Fair Work Commission ruling renews penalty rate push

The Australian, September 30, 2016:

Small business will push to have retail and fast-food companies not pay employee penalty rates and overtime in exchange for a 25 per cent increase in their hourly rate of pay following the Fair Work Commission’s ­“historic” move to drive more flexibility into the nation’s award system.

Employers welcomed yesterday’s announcement by commission president Iain Ross that the tribunal would investigate ­allowing award-covered retail and fast-food companies and employees to trade off penalties and overtime for higher hourly pay without the need for an ­enterprise agreement.

Council of Small Business of Australia chief executive Peter Strong said the announcement was “historic”. “We think it’s a ­really big thing,’’ he told The Australian. “What it adds is flexibility and simplicity, which is what we have always wanted.’’

Mr Strong said he supported a single higher hourly base rate operating across seven days as a simple alternative to the existing system of penalty rates and overtime payments.

He said a “potential model” would be the hospitality industry award, which allows employers and employees to enter into an arrangement that pays 25 per cent above the weekly award rate in lieu of overtime and ­penalty rates.

Provided subsequent due diligence backed a 25 per cent higher single rate, Mr Strong said, “we would support that”.

The commission’s announcement it would revisit “loaded rates’’ after it handed down its long-awaited penalty rates decision later this year surprised critics of the Labor-appointed Justice Ross, and sparked concern at the senior levels of the union movement.

Australian Council of Trade Unions secretary Dave Oliver said unions would be “very cautious about any proposal like loaded rates because the potential for individual employees to be worse off is very high”.

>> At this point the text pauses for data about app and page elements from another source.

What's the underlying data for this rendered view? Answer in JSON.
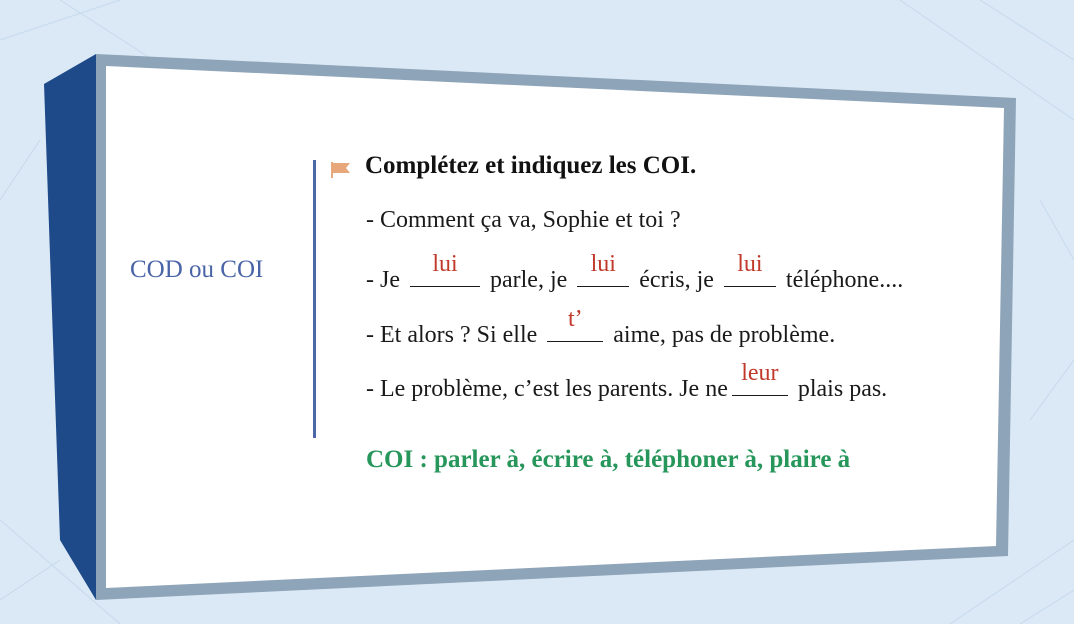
{
  "side_label": "COD ou COI",
  "heading": "Complétez et indiquez les COI.",
  "lines": [
    {
      "parts": [
        "- Comment ça va, Sophie et toi ?"
      ]
    },
    {
      "p1": "- Je ",
      "a1": "lui",
      "p2": " parle, je ",
      "a2": "lui",
      "p3": " écris, je ",
      "a3": "lui",
      "p4": " téléphone...."
    },
    {
      "p1": "- Et alors ? Si elle ",
      "a1": "t’",
      "p2": " aime, pas de problème."
    },
    {
      "p1": "- Le problème, c’est les parents. Je ne",
      "a1": "leur",
      "p2": " plais pas."
    }
  ],
  "coi_summary": "COI :  parler à, écrire à, téléphoner à, plaire à",
  "colors": {
    "background": "#dbe9f6",
    "frame_left": "#1f4a8a",
    "frame_border": "#8ea4b8",
    "side_label": "#4a64a8",
    "answer": "#c0392b",
    "summary": "#27965a",
    "flag": "#e8a77a"
  }
}
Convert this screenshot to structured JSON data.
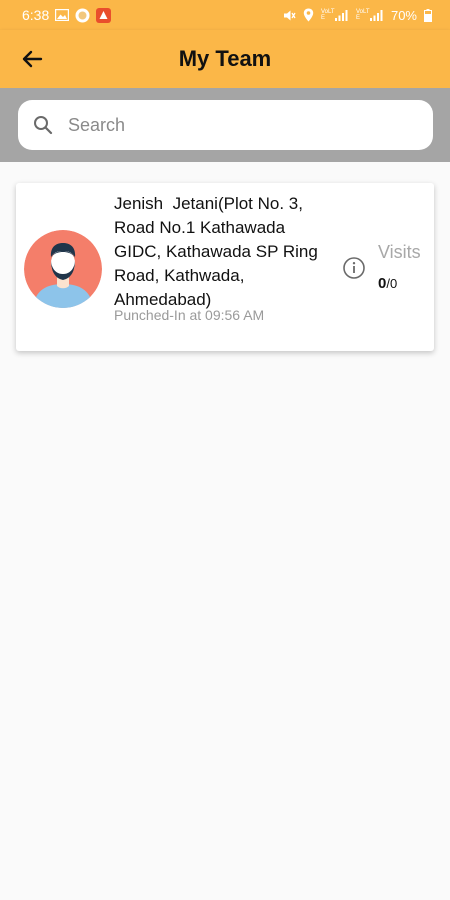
{
  "status_bar": {
    "time": "6:38",
    "battery": "70%",
    "network_label_1": "VoLTE",
    "network_label_2": "VoLTE"
  },
  "app_bar": {
    "title": "My Team"
  },
  "search": {
    "placeholder": "Search"
  },
  "team": [
    {
      "name": "Jenish  Jetani(Plot No. 3, Road No.1 Kathawada GIDC, Kathawada SP Ring Road, Kathwada, Ahmedabad)",
      "punch_status": "Punched-In at 09:56 AM",
      "visits_label": "Visits",
      "visits_done": "0",
      "visits_separator": "/",
      "visits_total": "0"
    }
  ],
  "colors": {
    "accent": "#fbb748",
    "search_band": "#a5a5a5",
    "avatar_bg": "#f47e6a"
  }
}
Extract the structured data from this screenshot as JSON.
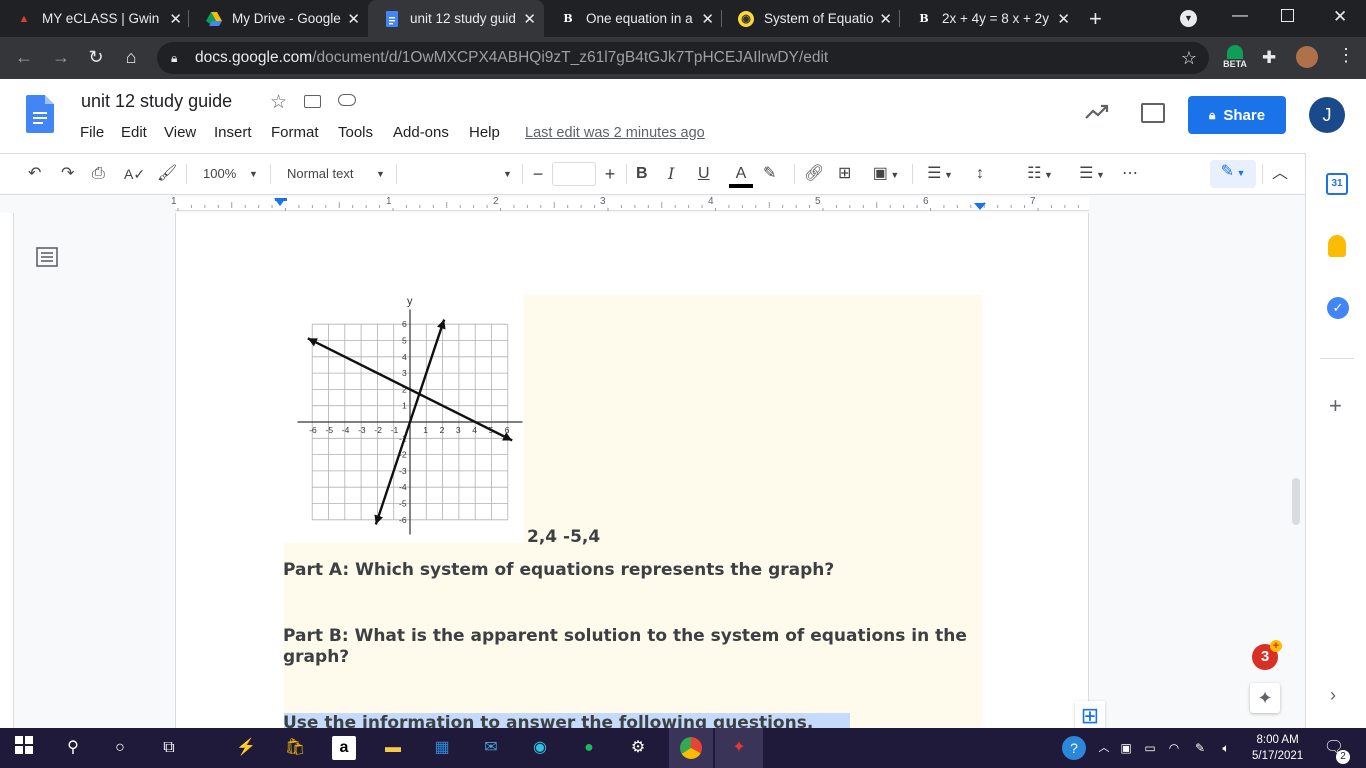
{
  "browser": {
    "tabs": [
      {
        "title": "MY eCLASS | Gwin",
        "icon": "eclass-icon"
      },
      {
        "title": "My Drive - Google",
        "icon": "drive-icon"
      },
      {
        "title": "unit 12 study guid",
        "icon": "docs-icon"
      },
      {
        "title": "One equation in a",
        "icon": "brainly-icon"
      },
      {
        "title": "System of Equatio",
        "icon": "owl-icon"
      },
      {
        "title": "2x + 4y = 8 x + 2y",
        "icon": "brainly-icon"
      }
    ],
    "url_domain": "docs.google.com",
    "url_path": "/document/d/1OwMXCPX4ABHQi9zT_z61l7gB4tGJk7TpHCEJAIlrwDY/edit",
    "profile_badge": "BETA"
  },
  "doc": {
    "title": "unit 12 study guide",
    "menu": [
      "File",
      "Edit",
      "View",
      "Insert",
      "Format",
      "Tools",
      "Add-ons",
      "Help"
    ],
    "last_edit": "Last edit was 2 minutes ago",
    "share_label": "Share",
    "avatar_initial": "J"
  },
  "toolbar": {
    "zoom": "100%",
    "style": "Normal text",
    "font": "",
    "font_size": ""
  },
  "ruler": {
    "numbers": [
      "1",
      "1",
      "2",
      "3",
      "4",
      "5",
      "6",
      "7"
    ]
  },
  "graph": {
    "x_ticks": [
      "-6",
      "-5",
      "-4",
      "-3",
      "-2",
      "-1",
      "1",
      "2",
      "3",
      "4",
      "5",
      "6"
    ],
    "y_ticks": [
      "6",
      "5",
      "4",
      "3",
      "2",
      "1",
      "-1",
      "-2",
      "-3",
      "-4",
      "-5",
      "-6"
    ],
    "x_label": "x",
    "y_label": "y",
    "lines": [
      {
        "p1": [
          -6,
          5
        ],
        "p2": [
          6,
          -1
        ]
      },
      {
        "p1": [
          -2,
          -6
        ],
        "p2": [
          2,
          6
        ]
      }
    ]
  },
  "content": {
    "answer_note": "2,4  -5,4",
    "part_a": "Part A: Which system of equations represents the graph?",
    "part_b": "Part B: What is the apparent solution to the system of equations in the graph?",
    "next_heading": "Use the information to answer the following questions."
  },
  "notifications": {
    "count": "3"
  },
  "taskbar": {
    "time": "8:00 AM",
    "date": "5/17/2021",
    "notif_count": "2"
  },
  "colors": {
    "accent": "#1a73e8",
    "cream": "#fffbec",
    "selection": "#c6dafc"
  }
}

“No one wants unnecessary complication, but the reality is retail is a complex sector with a large and diverse workforce,” he said. “One size does not fit all and workers are always left behind in the quest for ‘simplicity’.”

With the commission expected to agree to some reduction in weekend penalties when it hands down its penalty rates ­decision later this year, Mr ­Oliver asked if the tribunal would also increase the hourly rate at that time.

The commission, however, will not ­address the issue of loaded rates in the retail and fast food sector until next year.

Small businesses have long complained they are disadvantaged by the current system given major retailers have struck contentious enterprise agreements with the shop assistants union that apply “loaded” rates to tens of thousands of workers.

Under the commission proposal, the so-called “loaded rate” would be included in a schedule to the award and would benefit award-covered employers who would be saved the cost and time involved in negotiating an enterprise agreement.

“It should be possible to develop a schedule to the award which provides that employees are paid a higher, ‘loaded’, hourly rate of pay in lieu of an entitlement to penalty rates,’’ Justice Ross said. “There would need to be appropriate safeguards and interested parties would be given an opportunity to comment on any proposal.”

He said small businesses faced practical impediments to entering into enterprise agreements.

“A loaded rates schedule would allow small businesses to access additional flexibility, without the need to enter into an ­enterprise agreement,’’ he said.

The Australian Industry Group welcomed the consideration of a loaded rates schedule for the retail award.

“There are, of course, many ­issues that would need to be worked through but as a general proposition, an appropriate loaded rates schedule would provide welcome flexibility for employers and employees,” the Ai Group’s head of national workplace relations policy, Stephen Smith, said.

“The schedule should be able to be accessed by all employers covered by the award rather than, for example, it only being applicable to small businesses.”

University of Adelaide law professor Andrew Stewart supported the initiative but said the challenge would be for the ­commission to determine appropriate rates to apply.

“There will be opposition to this,’’ he said.

“It will be almost impossible to find the sweet spot here.’’

Professor Stewart said the agreements between the major supermarkets and fast food chains with the shop assistants union were unfair to smaller companies not covered by agreements. “They have really distorted things,’’ he said. “They have given an advantage to the big retailers and fast food chains that small business doesn’t have.’’

He said it would be better to have “officially sanctioned” loaded rates within the award rather than potentially unlawful agreements being struck by employers and workers.